Surgery of the shoulder can often be done through a few small incisions, with the aid of an arthroscope, rather than through one larger incision. Rotator cuff tears are often repaired arthroscopically. The surgeon uses the arthroscope (or scope, for short) to visualize the inside of the joint. A camera at the end of the scope with a very bright fiber optic light source is connected to a video monitor in the operating room, allowing the surgeon view a live picture of the inside of the shoulder joint (Figure 1).
Figure 1. The inside of the shoulder joint, as viewed from the arthroscope. The grey plastic cannula has been inserted into the portal. Arthroscopic surgical instruments can now be introduced into the joint through the cannula.

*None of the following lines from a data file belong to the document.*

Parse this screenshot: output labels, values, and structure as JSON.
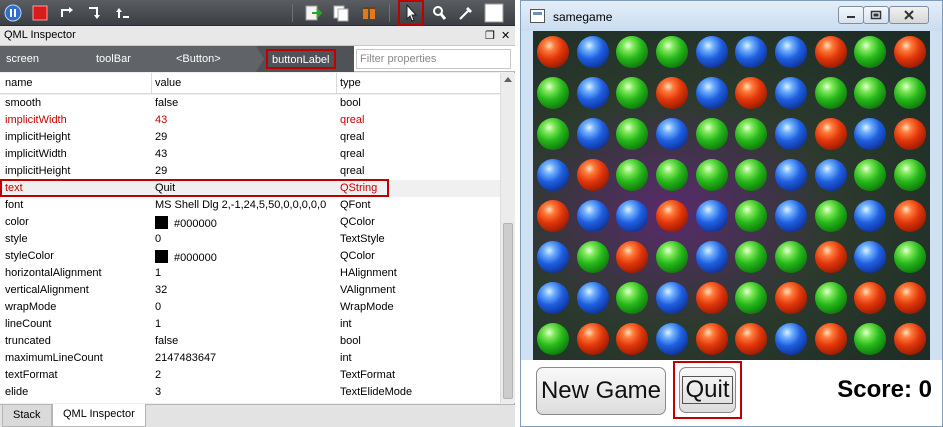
{
  "inspector": {
    "title": "QML Inspector",
    "title_icons": [
      "undock-icon",
      "close-icon"
    ],
    "breadcrumbs": [
      "screen",
      "toolBar",
      "<Button>",
      "buttonLabel"
    ],
    "filter_placeholder": "Filter properties",
    "columns": [
      "name",
      "value",
      "type"
    ],
    "rows": [
      {
        "name": "smooth",
        "value": "false",
        "type": "bool",
        "state": "normal"
      },
      {
        "name": "implicitWidth",
        "value": "43",
        "type": "qreal",
        "state": "changed"
      },
      {
        "name": "implicitHeight",
        "value": "29",
        "type": "qreal",
        "state": "normal"
      },
      {
        "name": "implicitWidth",
        "value": "43",
        "type": "qreal",
        "state": "normal"
      },
      {
        "name": "implicitHeight",
        "value": "29",
        "type": "qreal",
        "state": "normal"
      },
      {
        "name": "text",
        "value": "Quit",
        "type": "QString",
        "state": "selected"
      },
      {
        "name": "font",
        "value": "MS Shell Dlg 2,-1,24,5,50,0,0,0,0,0",
        "type": "QFont",
        "state": "normal"
      },
      {
        "name": "color",
        "value": "#000000",
        "type": "QColor",
        "state": "normal",
        "swatch": "#000000"
      },
      {
        "name": "style",
        "value": "0",
        "type": "TextStyle",
        "state": "normal"
      },
      {
        "name": "styleColor",
        "value": "#000000",
        "type": "QColor",
        "state": "normal",
        "swatch": "#000000"
      },
      {
        "name": "horizontalAlignment",
        "value": "1",
        "type": "HAlignment",
        "state": "normal"
      },
      {
        "name": "verticalAlignment",
        "value": "32",
        "type": "VAlignment",
        "state": "normal"
      },
      {
        "name": "wrapMode",
        "value": "0",
        "type": "WrapMode",
        "state": "normal"
      },
      {
        "name": "lineCount",
        "value": "1",
        "type": "int",
        "state": "normal"
      },
      {
        "name": "truncated",
        "value": "false",
        "type": "bool",
        "state": "normal"
      },
      {
        "name": "maximumLineCount",
        "value": "2147483647",
        "type": "int",
        "state": "normal"
      },
      {
        "name": "textFormat",
        "value": "2",
        "type": "TextFormat",
        "state": "normal"
      },
      {
        "name": "elide",
        "value": "3",
        "type": "TextElideMode",
        "state": "normal"
      }
    ],
    "tabs": [
      {
        "label": "Stack",
        "active": false
      },
      {
        "label": "QML Inspector",
        "active": true
      }
    ]
  },
  "toolbar": {
    "buttons": [
      "pause-icon",
      "stop-icon",
      "step-over-icon",
      "step-into-icon",
      "step-out-icon",
      "apply-changes-icon",
      "reload-icon",
      "animation-speed-icon",
      "select-tool-icon",
      "zoom-tool-icon",
      "color-picker-icon",
      "color-swatch-icon"
    ],
    "active_tool": "select-tool-icon"
  },
  "game": {
    "window_title": "samegame",
    "new_game_label": "New Game",
    "quit_label": "Quit",
    "score_label": "Score: 0",
    "grid": [
      [
        "red",
        "blue",
        "green",
        "green",
        "blue",
        "blue",
        "blue",
        "red",
        "green",
        "red"
      ],
      [
        "green",
        "blue",
        "green",
        "red",
        "blue",
        "red",
        "blue",
        "green",
        "green",
        "green"
      ],
      [
        "green",
        "blue",
        "green",
        "blue",
        "green",
        "green",
        "blue",
        "red",
        "blue",
        "red"
      ],
      [
        "blue",
        "red",
        "green",
        "green",
        "green",
        "green",
        "blue",
        "blue",
        "green",
        "green"
      ],
      [
        "red",
        "blue",
        "blue",
        "red",
        "blue",
        "green",
        "blue",
        "green",
        "blue",
        "red"
      ],
      [
        "blue",
        "green",
        "red",
        "green",
        "blue",
        "green",
        "green",
        "red",
        "blue",
        "green"
      ],
      [
        "blue",
        "blue",
        "green",
        "blue",
        "red",
        "green",
        "red",
        "green",
        "red",
        "red"
      ],
      [
        "green",
        "red",
        "red",
        "blue",
        "red",
        "red",
        "blue",
        "red",
        "green",
        "red"
      ]
    ]
  },
  "colors": {
    "toolbar_bg": "#4a4d52",
    "highlight": "#c00000",
    "changed_text": "#cc0000",
    "window_frame": "#cfe1f3"
  }
}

Shoulder arthroscopy is performed through “portals”. These are small skin incisions, generally about 1/2 inch long, that are located over specific areas of the shoulder joint. Small plastic tubes called cannulas are inserted into the portals so that instruments can be placed in the shoulder joint. These instruments that have been designed to remove inflamed tissue, attach sutures to bone, and repair torn tendons. Patients who have arthroscopic surgery often go home the same day.